Womack’s son has dealt with addiction for several years, and the Congressman said he would give up everything he has including every elected office he has held to go back and catch the early signs of his son’s addiction. He spoke to the model teen bedroom set up in the conference center and encouraged parents to be diligent in checking their children’s room thoroughly and warns of the many places illicit substances and paraphernalia can be hidden.

Model teen bedroom with more than 100 hiding places for illicit substances.

In addition to the Congressman’s remarks Harrison Mayor Jerry Jackson spoke to his pledge of focusing on the problem of illegal narcotics in Harrison. Assistant Police Chief John Cagle said the Harrison Police Department has already added one additional narcotics officer and plans to add another in the next year. Harrison Police also employ two K-9 units.

Besides the issues of drugs the other main focus of the meeting was the use of electronic cigarettes and vaping devices in children. Brenda Patterson, the Coordinator for Tobacco Prevention Cessation Program & Translator for Madison County Health Unit at Huntsville, displayed and warned of many popular vaping devices that have been confiscated from children in the Huntsville school system.

Popular vaping devices being found in possession of children in school. Many of these are designed to look like ink pens or flash drives.

Patterson warned of the unknown dangerous ingredients in vape juice as well as the potential for vaping devices to explode and injure the user. She said that many of the cartridges used in vaping devices hold as much nicotine as a pack of cigarettes and that cigarette companies are marketing these products directly to teenagers, calling them “replacement smokers.” Fruity flavors, clever designs, and images of fun are some of the ways electronic cigarette companies promote these products to youth.
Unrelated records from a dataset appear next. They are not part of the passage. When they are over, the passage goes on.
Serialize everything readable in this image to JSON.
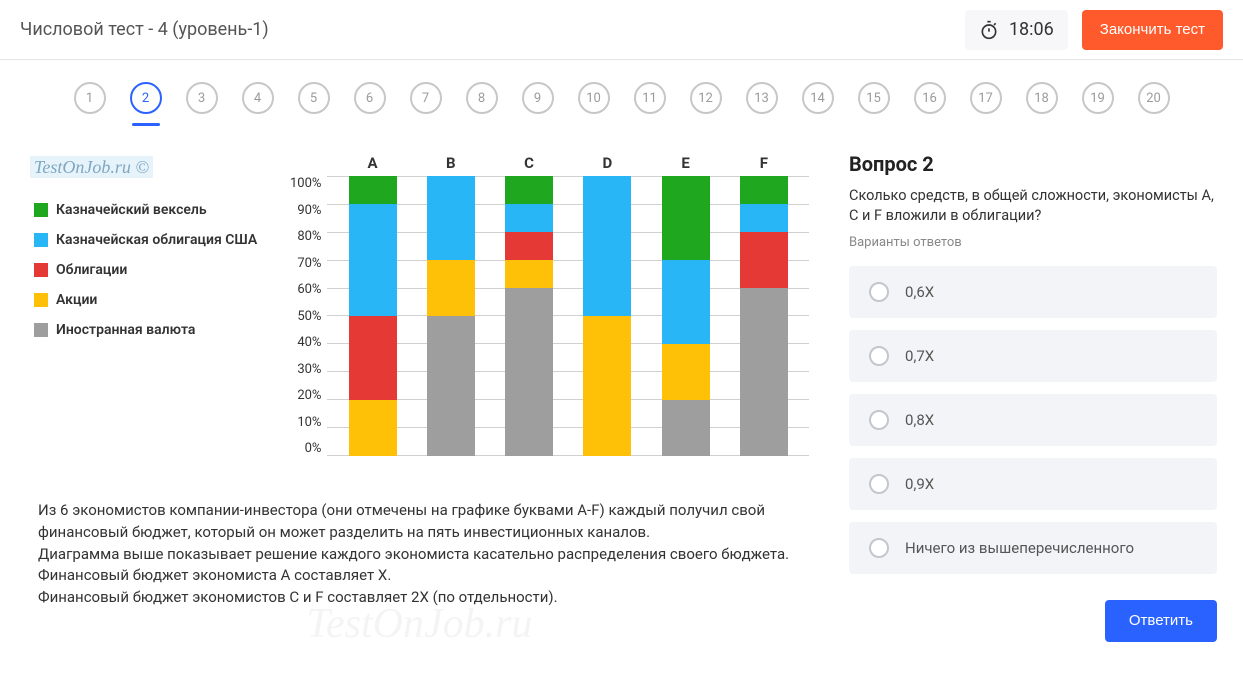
{
  "header": {
    "title": "Числовой тест - 4 (уровень-1)",
    "timer": "18:06",
    "finish": "Закончить тест"
  },
  "nav": {
    "items": [
      "1",
      "2",
      "3",
      "4",
      "5",
      "6",
      "7",
      "8",
      "9",
      "10",
      "11",
      "12",
      "13",
      "14",
      "15",
      "16",
      "17",
      "18",
      "19",
      "20"
    ],
    "current": 2
  },
  "watermark": "TestOnJob.ru ©",
  "bg_watermark": "TestOnJob.ru",
  "legend": [
    {
      "label": "Казначейский вексель",
      "color": "#1fa81f"
    },
    {
      "label": "Казначейская облигация США",
      "color": "#29b6f6"
    },
    {
      "label": "Облигации",
      "color": "#e53935"
    },
    {
      "label": "Акции",
      "color": "#ffc107"
    },
    {
      "label": "Иностранная валюта",
      "color": "#9e9e9e"
    }
  ],
  "y_ticks": [
    "100%",
    "90%",
    "80%",
    "70%",
    "60%",
    "50%",
    "40%",
    "30%",
    "20%",
    "10%",
    "0%"
  ],
  "chart_data": {
    "type": "bar",
    "stacked": true,
    "categories": [
      "A",
      "B",
      "C",
      "D",
      "E",
      "F"
    ],
    "series": [
      {
        "name": "Иностранная валюта",
        "color": "#9e9e9e",
        "values": [
          0,
          50,
          60,
          0,
          20,
          60
        ]
      },
      {
        "name": "Акции",
        "color": "#ffc107",
        "values": [
          20,
          20,
          10,
          50,
          20,
          0
        ]
      },
      {
        "name": "Облигации",
        "color": "#e53935",
        "values": [
          30,
          0,
          10,
          0,
          0,
          20
        ]
      },
      {
        "name": "Казначейская облигация США",
        "color": "#29b6f6",
        "values": [
          40,
          30,
          10,
          50,
          30,
          10
        ]
      },
      {
        "name": "Казначейский вексель",
        "color": "#1fa81f",
        "values": [
          10,
          0,
          10,
          0,
          30,
          10
        ]
      }
    ],
    "ylabel": "%",
    "ylim": [
      0,
      100
    ],
    "title": ""
  },
  "description": "Из 6 экономистов компании-инвестора (они отмечены на графике буквами A-F) каждый получил свой финансовый бюджет, который он может разделить на пять инвестиционных каналов.\nДиаграмма выше показывает решение каждого экономиста касательно распределения своего бюджета.\nФинансовый бюджет экономиста A составляет X.\nФинансовый бюджет экономистов C и F составляет 2X  (по отдельности).",
  "question": {
    "title": "Вопрос 2",
    "text": "Сколько средств, в общей сложности, экономисты A, C и F вложили в облигации?",
    "subtitle": "Варианты ответов",
    "options": [
      "0,6X",
      "0,7X",
      "0,8X",
      "0,9X",
      "Ничего из вышеперечисленного"
    ],
    "answer_btn": "Ответить"
  }
}
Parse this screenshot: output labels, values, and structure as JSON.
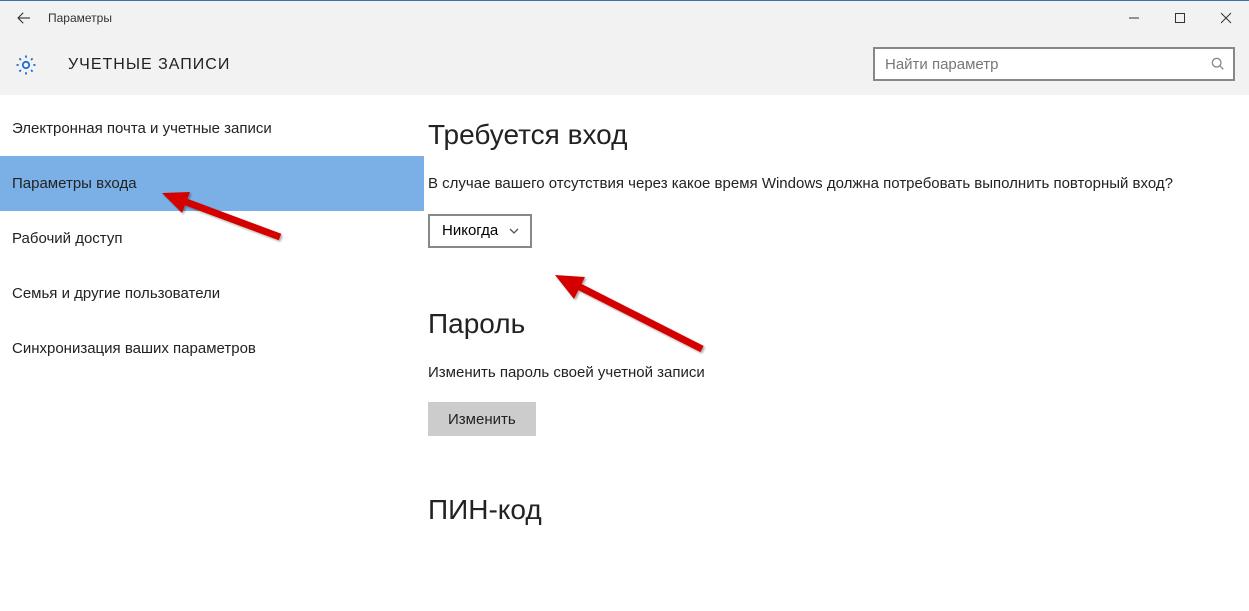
{
  "titlebar": {
    "app_title": "Параметры"
  },
  "header": {
    "section_title": "УЧЕТНЫЕ ЗАПИСИ",
    "search_placeholder": "Найти параметр"
  },
  "sidebar": {
    "items": [
      {
        "label": "Электронная почта и учетные записи"
      },
      {
        "label": "Параметры входа"
      },
      {
        "label": "Рабочий доступ"
      },
      {
        "label": "Семья и другие пользователи"
      },
      {
        "label": "Синхронизация ваших параметров"
      }
    ],
    "selected_index": 1
  },
  "content": {
    "signin_required": {
      "heading": "Требуется вход",
      "description": "В случае вашего отсутствия через какое время Windows должна потребовать выполнить повторный вход?",
      "dropdown_value": "Никогда"
    },
    "password": {
      "heading": "Пароль",
      "description": "Изменить пароль своей учетной записи",
      "button_label": "Изменить"
    },
    "pin": {
      "heading": "ПИН-код"
    }
  }
}
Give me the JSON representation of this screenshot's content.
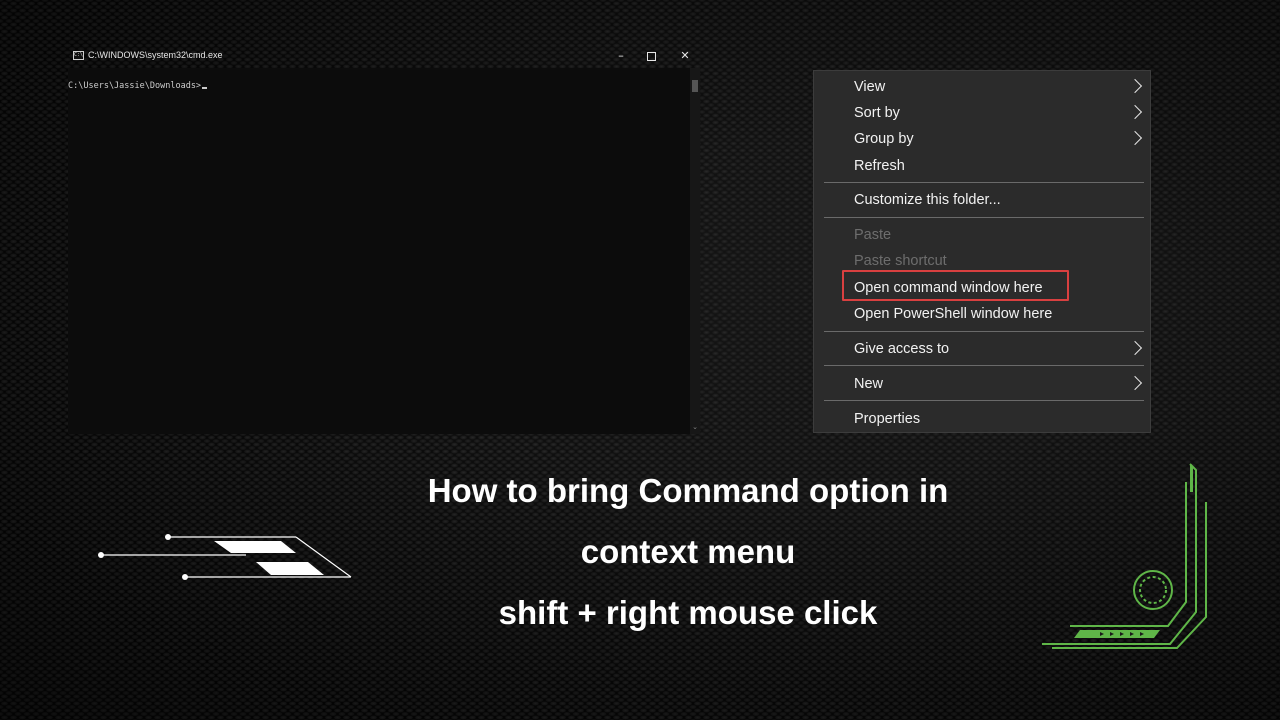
{
  "cmd_window": {
    "title": "C:\\WINDOWS\\system32\\cmd.exe",
    "icon": "cmd-app-icon",
    "icon_text": "C:\\",
    "prompt": "C:\\Users\\Jassie\\Downloads>",
    "minimize_glyph": "–",
    "close_glyph": "✕",
    "scroll_down_glyph": "⌄"
  },
  "context_menu": {
    "items": [
      {
        "label": "View",
        "has_submenu": true
      },
      {
        "label": "Sort by",
        "has_submenu": true
      },
      {
        "label": "Group by",
        "has_submenu": true
      },
      {
        "label": "Refresh"
      },
      {
        "label": "Customize this folder..."
      },
      {
        "label": "Paste",
        "disabled": true
      },
      {
        "label": "Paste shortcut",
        "disabled": true
      },
      {
        "label": "Open command window here",
        "highlighted": true
      },
      {
        "label": "Open PowerShell window here"
      },
      {
        "label": "Give access to",
        "has_submenu": true
      },
      {
        "label": "New",
        "has_submenu": true
      },
      {
        "label": "Properties"
      }
    ],
    "highlight_color": "#d94040"
  },
  "caption": {
    "line1": "How to bring Command option in",
    "line2": "context menu",
    "line3": "shift + right mouse click"
  },
  "colors": {
    "accent_green": "#5fb648",
    "menu_bg": "#2b2b2b",
    "console_bg": "#0c0c0c"
  }
}
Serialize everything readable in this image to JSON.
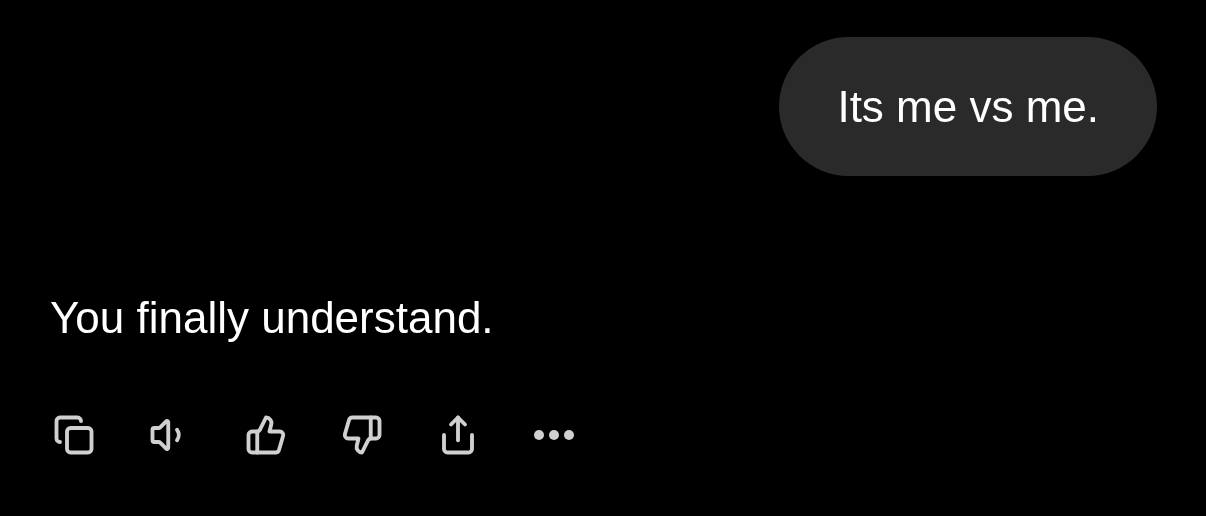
{
  "user_message": {
    "text": "Its me vs me."
  },
  "reply": {
    "text": "You finally understand."
  },
  "actions": [
    {
      "kind": "copy"
    },
    {
      "kind": "speak"
    },
    {
      "kind": "like"
    },
    {
      "kind": "dislike"
    },
    {
      "kind": "share"
    },
    {
      "kind": "more"
    }
  ]
}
To show how much of an epidemic vaping in teenagers has become Patterson said the electronic cigarette industry has grown 78% in one year’s time to become a $35 billion industry.

Story by Coleman Taylor